With CD-R/RW drives hitting speeds of more than 52X and prices dropping well below $100, it may not be long before the CD finally replaces the venerable floppy. But for this migration to take place, burning speeds must remain consistently fast and problems such as those experienced by member Moodye must be quickly resolved.

Moodye has a CyberDrive CD-R/RW drive that fails to burn at 40X, the drive’s maximum speed. Although he sets the CD burning software to 40X, upon inserting a CD the speed is changed to 32X. Resetting the speed to 40X is ineffective; the software always changes the burning speed back to 32X. What should Moodye do?

Check the CD media
There are several factors that affect burning speed. Obviously, both the CD-R/RW drive and burning software must support the desired speed. In Moodye’s case, since the software has a 40X option, both the drive and software should support 40X burning. So I would first check the CD media. All CDs are rated for a specific burning speed. Some burning software performs an integrity test on the CD prior to initiating the burn sequence. This test determines the CD’s speed capacity and can limit the burning speed. If you try to burn a CD at a higher-than-rated speed, the burn will likely fail.

Check the computer’s available resources
Next, check your computer’s hardware. Adequate system resources are essential for high-speed burns. As member TheChas pointed out, “If the resources are low, the buffer under-run protection may force the drive to record at a slower speed [than desired].” Windows 2000/XP systems should have at least 256 MB of RAM, while Windows 9x/Me users may be able to get away with 128 MB, but would do better with 256 MB. You should also defragment your hard disk prior to the burn and verify that you have at least 800 MB of free disk space.

Check the CD-R/RW drive’s installation
Still another thing to look at is the way that your CD burner is installed. On some older systems, the slowest device on the IDE chain limits an IDE drive’s speed. So a 40X CD burner daisy chained to a 32X CD-ROM drive would be limited to 32X. If you have such a system, then you might consider moving your burner to its own independent IDE controller.

Even if your system doesn’t limit the speed to that of the lowest device on the IDE chain, it’s still advisable to have a different IDE controller servicing your CD burner than is servicing the hard disk that contains the data being copied to the CD. Using separate controllers for the hard disk and the burner allows each controller to dedicate the maximum amount of time to the respective device, resulting in higher data transfer rates and potentially higher burn speeds. You’ve probably seen burning software that slows down a burn half way through. This is because the IDE controller can’t keep up with the demand being placed on it by the hard disk and the burner.

If you don’t have the option of placing the hard disk and the burner on separate controllers, you might check with your system’s manufacturer for updated hard disk controller and system board drivers. Often these OEM drivers perform better than the Windows generic drivers.
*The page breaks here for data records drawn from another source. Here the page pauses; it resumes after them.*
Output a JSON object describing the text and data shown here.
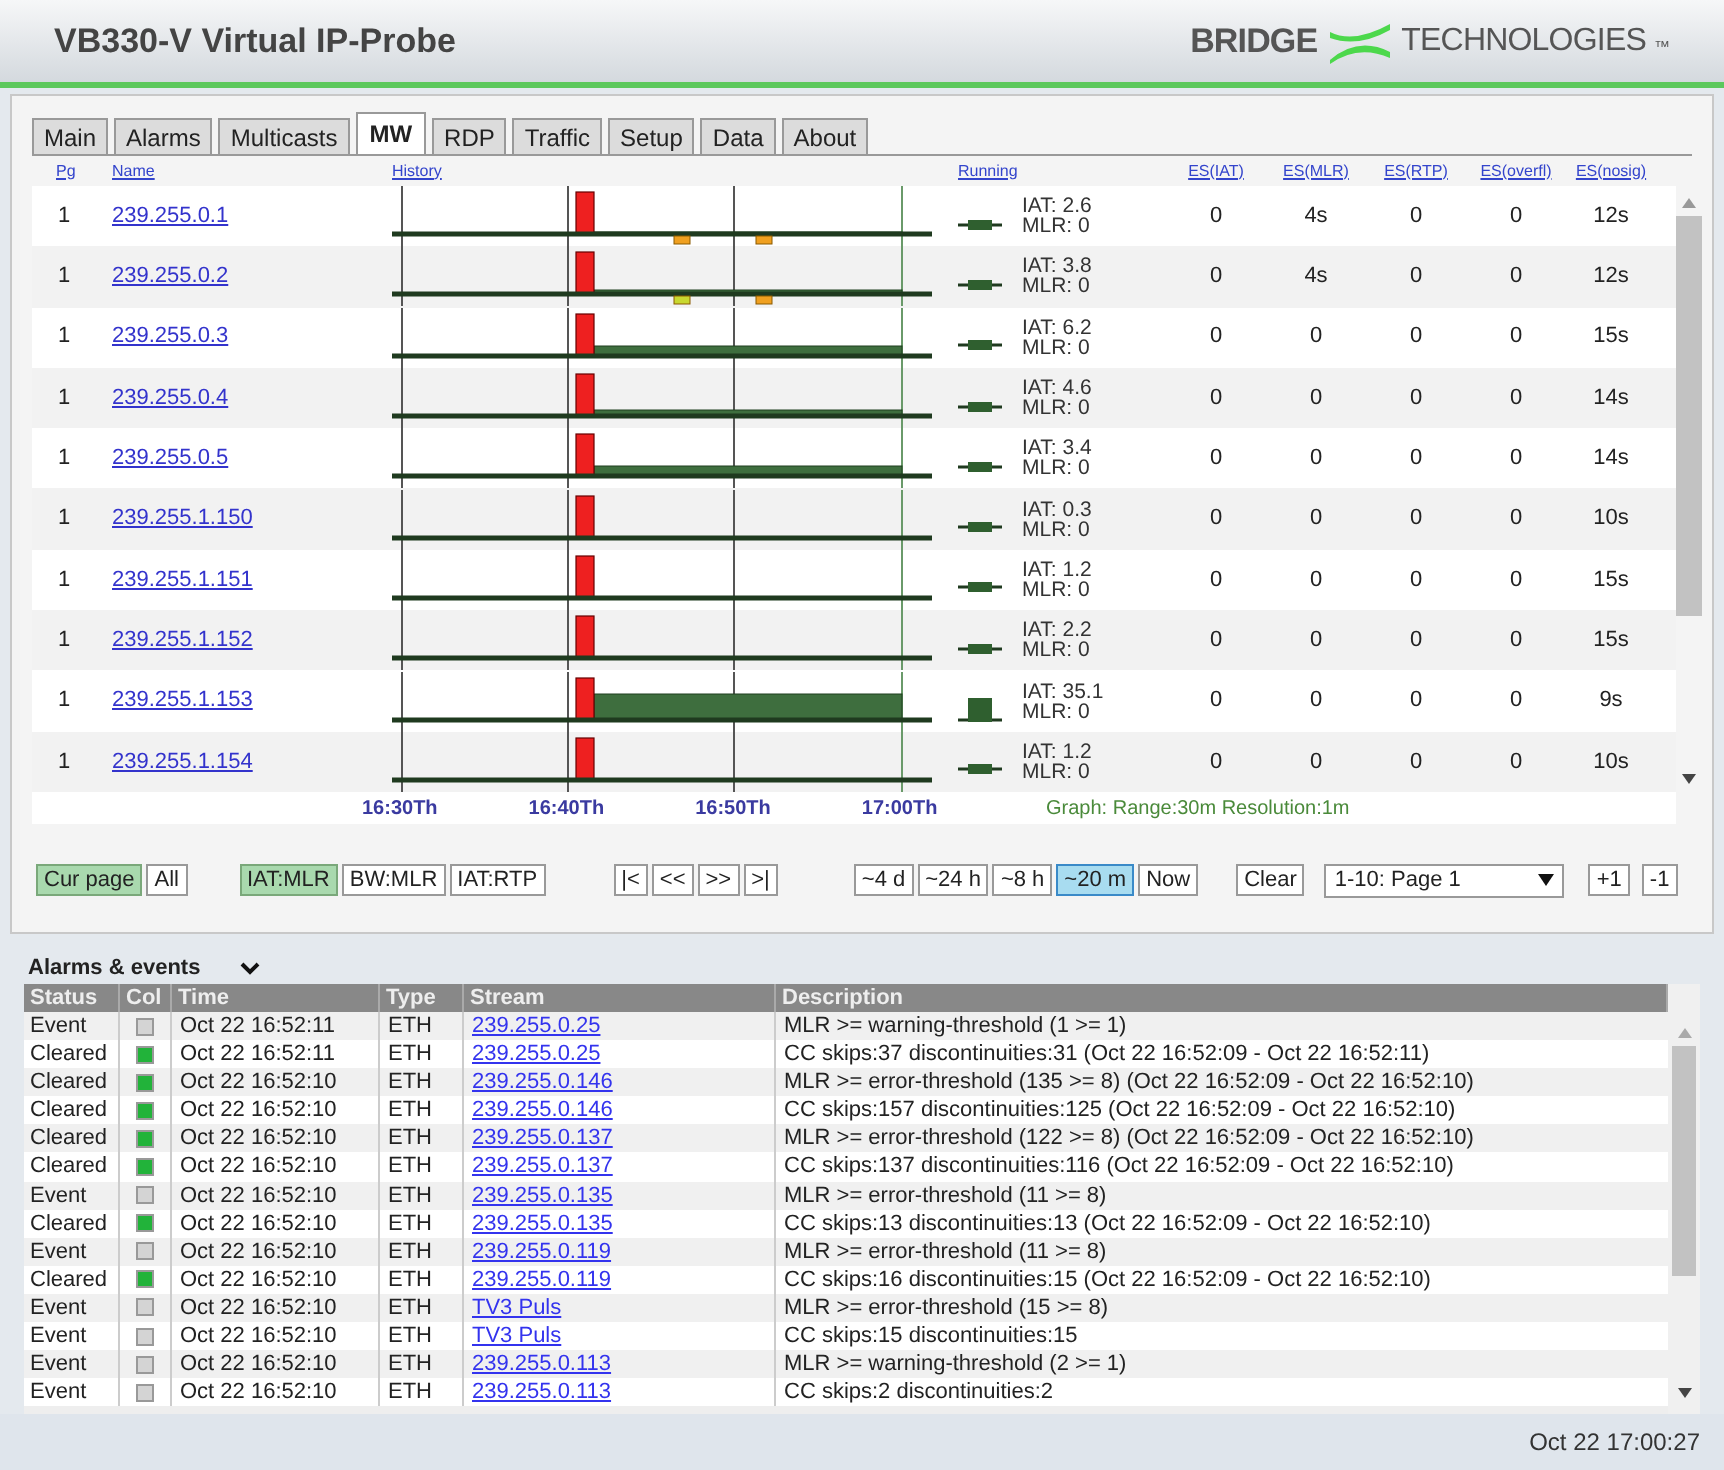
{
  "header": {
    "title": "VB330-V Virtual IP-Probe",
    "logo_left": "BRIDGE",
    "logo_right": "TECHNOLOGIES",
    "logo_mark": "™"
  },
  "tabs": [
    {
      "label": "Main",
      "selected": false
    },
    {
      "label": "Alarms",
      "selected": false
    },
    {
      "label": "Multicasts",
      "selected": false
    },
    {
      "label": "MW",
      "selected": true
    },
    {
      "label": "RDP",
      "selected": false
    },
    {
      "label": "Traffic",
      "selected": false
    },
    {
      "label": "Setup",
      "selected": false
    },
    {
      "label": "Data",
      "selected": false
    },
    {
      "label": "About",
      "selected": false
    }
  ],
  "streams": {
    "columns": [
      "Pg",
      "Name",
      "History",
      "Running",
      "ES(IAT)",
      "ES(MLR)",
      "ES(RTP)",
      "ES(overfl)",
      "ES(nosig)"
    ],
    "rows": [
      {
        "pg": "1",
        "name": "239.255.0.1",
        "iat": "IAT: 2.6",
        "mlr": "MLR: 0",
        "es": [
          "0",
          "4s",
          "0",
          "0",
          "12s"
        ]
      },
      {
        "pg": "1",
        "name": "239.255.0.2",
        "iat": "IAT: 3.8",
        "mlr": "MLR: 0",
        "es": [
          "0",
          "4s",
          "0",
          "0",
          "12s"
        ]
      },
      {
        "pg": "1",
        "name": "239.255.0.3",
        "iat": "IAT: 6.2",
        "mlr": "MLR: 0",
        "es": [
          "0",
          "0",
          "0",
          "0",
          "15s"
        ]
      },
      {
        "pg": "1",
        "name": "239.255.0.4",
        "iat": "IAT: 4.6",
        "mlr": "MLR: 0",
        "es": [
          "0",
          "0",
          "0",
          "0",
          "14s"
        ]
      },
      {
        "pg": "1",
        "name": "239.255.0.5",
        "iat": "IAT: 3.4",
        "mlr": "MLR: 0",
        "es": [
          "0",
          "0",
          "0",
          "0",
          "14s"
        ]
      },
      {
        "pg": "1",
        "name": "239.255.1.150",
        "iat": "IAT: 0.3",
        "mlr": "MLR: 0",
        "es": [
          "0",
          "0",
          "0",
          "0",
          "10s"
        ]
      },
      {
        "pg": "1",
        "name": "239.255.1.151",
        "iat": "IAT: 1.2",
        "mlr": "MLR: 0",
        "es": [
          "0",
          "0",
          "0",
          "0",
          "15s"
        ]
      },
      {
        "pg": "1",
        "name": "239.255.1.152",
        "iat": "IAT: 2.2",
        "mlr": "MLR: 0",
        "es": [
          "0",
          "0",
          "0",
          "0",
          "15s"
        ]
      },
      {
        "pg": "1",
        "name": "239.255.1.153",
        "iat": "IAT: 35.1",
        "mlr": "MLR: 0",
        "es": [
          "0",
          "0",
          "0",
          "0",
          "9s"
        ]
      },
      {
        "pg": "1",
        "name": "239.255.1.154",
        "iat": "IAT: 1.2",
        "mlr": "MLR: 0",
        "es": [
          "0",
          "0",
          "0",
          "0",
          "10s"
        ]
      }
    ],
    "time_axis": [
      "16:30Th",
      "16:40Th",
      "16:50Th",
      "17:00Th"
    ],
    "graph_info": "Graph: Range:30m Resolution:1m"
  },
  "controls": {
    "groups": [
      [
        {
          "label": "Cur page",
          "selected": true
        },
        {
          "label": "All",
          "selected": false
        }
      ],
      [
        {
          "label": "IAT:MLR",
          "selected": true
        },
        {
          "label": "BW:MLR",
          "selected": false
        },
        {
          "label": "IAT:RTP",
          "selected": false
        }
      ],
      [
        {
          "label": "|<",
          "selected": false
        },
        {
          "label": "<<",
          "selected": false
        },
        {
          "label": ">>",
          "selected": false
        },
        {
          "label": ">|",
          "selected": false
        }
      ],
      [
        {
          "label": "~4 d",
          "selected": false
        },
        {
          "label": "~24 h",
          "selected": false
        },
        {
          "label": "~8 h",
          "selected": false
        },
        {
          "label": "~20 m",
          "selected": true
        },
        {
          "label": "Now",
          "selected": false
        }
      ],
      [
        {
          "label": "Clear",
          "selected": false
        }
      ]
    ],
    "page_select": "1-10: Page 1",
    "steps": [
      "+1",
      "-1"
    ]
  },
  "alarms": {
    "title": "Alarms & events",
    "columns": [
      "Status",
      "Col",
      "Time",
      "Type",
      "Stream",
      "Description"
    ],
    "rows": [
      {
        "status": "Event",
        "color": "#d4d4d4",
        "time": "Oct 22 16:52:11",
        "type": "ETH",
        "stream": "239.255.0.25",
        "description": "MLR >= warning-threshold (1 >= 1)"
      },
      {
        "status": "Cleared",
        "color": "#22b33a",
        "time": "Oct 22 16:52:11",
        "type": "ETH",
        "stream": "239.255.0.25",
        "description": "CC skips:37 discontinuities:31 (Oct 22 16:52:09 - Oct 22 16:52:11)"
      },
      {
        "status": "Cleared",
        "color": "#22b33a",
        "time": "Oct 22 16:52:10",
        "type": "ETH",
        "stream": "239.255.0.146",
        "description": "MLR >= error-threshold (135 >= 8) (Oct 22 16:52:09 - Oct 22 16:52:10)"
      },
      {
        "status": "Cleared",
        "color": "#22b33a",
        "time": "Oct 22 16:52:10",
        "type": "ETH",
        "stream": "239.255.0.146",
        "description": "CC skips:157 discontinuities:125 (Oct 22 16:52:09 - Oct 22 16:52:10)"
      },
      {
        "status": "Cleared",
        "color": "#22b33a",
        "time": "Oct 22 16:52:10",
        "type": "ETH",
        "stream": "239.255.0.137",
        "description": "MLR >= error-threshold (122 >= 8) (Oct 22 16:52:09 - Oct 22 16:52:10)"
      },
      {
        "status": "Cleared",
        "color": "#22b33a",
        "time": "Oct 22 16:52:10",
        "type": "ETH",
        "stream": "239.255.0.137",
        "description": "CC skips:137 discontinuities:116 (Oct 22 16:52:09 - Oct 22 16:52:10)"
      },
      {
        "status": "Event",
        "color": "#d4d4d4",
        "time": "Oct 22 16:52:10",
        "type": "ETH",
        "stream": "239.255.0.135",
        "description": "MLR >= error-threshold (11 >= 8)"
      },
      {
        "status": "Cleared",
        "color": "#22b33a",
        "time": "Oct 22 16:52:10",
        "type": "ETH",
        "stream": "239.255.0.135",
        "description": "CC skips:13 discontinuities:13 (Oct 22 16:52:09 - Oct 22 16:52:10)"
      },
      {
        "status": "Event",
        "color": "#d4d4d4",
        "time": "Oct 22 16:52:10",
        "type": "ETH",
        "stream": "239.255.0.119",
        "description": "MLR >= error-threshold (11 >= 8)"
      },
      {
        "status": "Cleared",
        "color": "#22b33a",
        "time": "Oct 22 16:52:10",
        "type": "ETH",
        "stream": "239.255.0.119",
        "description": "CC skips:16 discontinuities:15 (Oct 22 16:52:09 - Oct 22 16:52:10)"
      },
      {
        "status": "Event",
        "color": "#d4d4d4",
        "time": "Oct 22 16:52:10",
        "type": "ETH",
        "stream": "TV3 Puls",
        "description": "MLR >= error-threshold (15 >= 8)"
      },
      {
        "status": "Event",
        "color": "#d4d4d4",
        "time": "Oct 22 16:52:10",
        "type": "ETH",
        "stream": "TV3 Puls",
        "description": "CC skips:15 discontinuities:15"
      },
      {
        "status": "Event",
        "color": "#d4d4d4",
        "time": "Oct 22 16:52:10",
        "type": "ETH",
        "stream": "239.255.0.113",
        "description": "MLR >= warning-threshold (2 >= 1)"
      },
      {
        "status": "Event",
        "color": "#d4d4d4",
        "time": "Oct 22 16:52:10",
        "type": "ETH",
        "stream": "239.255.0.113",
        "description": "CC skips:2 discontinuities:2"
      }
    ]
  },
  "status_bar": {
    "time": "Oct 22 17:00:27"
  }
}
Check the Windows swap/paging file
One more thing that you can do is to verify that the Windows swap file is enabled and that the minimum size is at least 1.5 times the size of the system’s physical RAM. “A small fixed size swap/paging file can also cause slow CD burn speeds,” TheChas wrote. If possible, I also recommend moving the swap file to a different physical hard disk—not just to a different partition—than the one containing Windows.

Check out this article from Bill Detwiler for information on speeding up the Windows NT paging file and this article from Jim Boyce on moving the Windows 2000 paging file.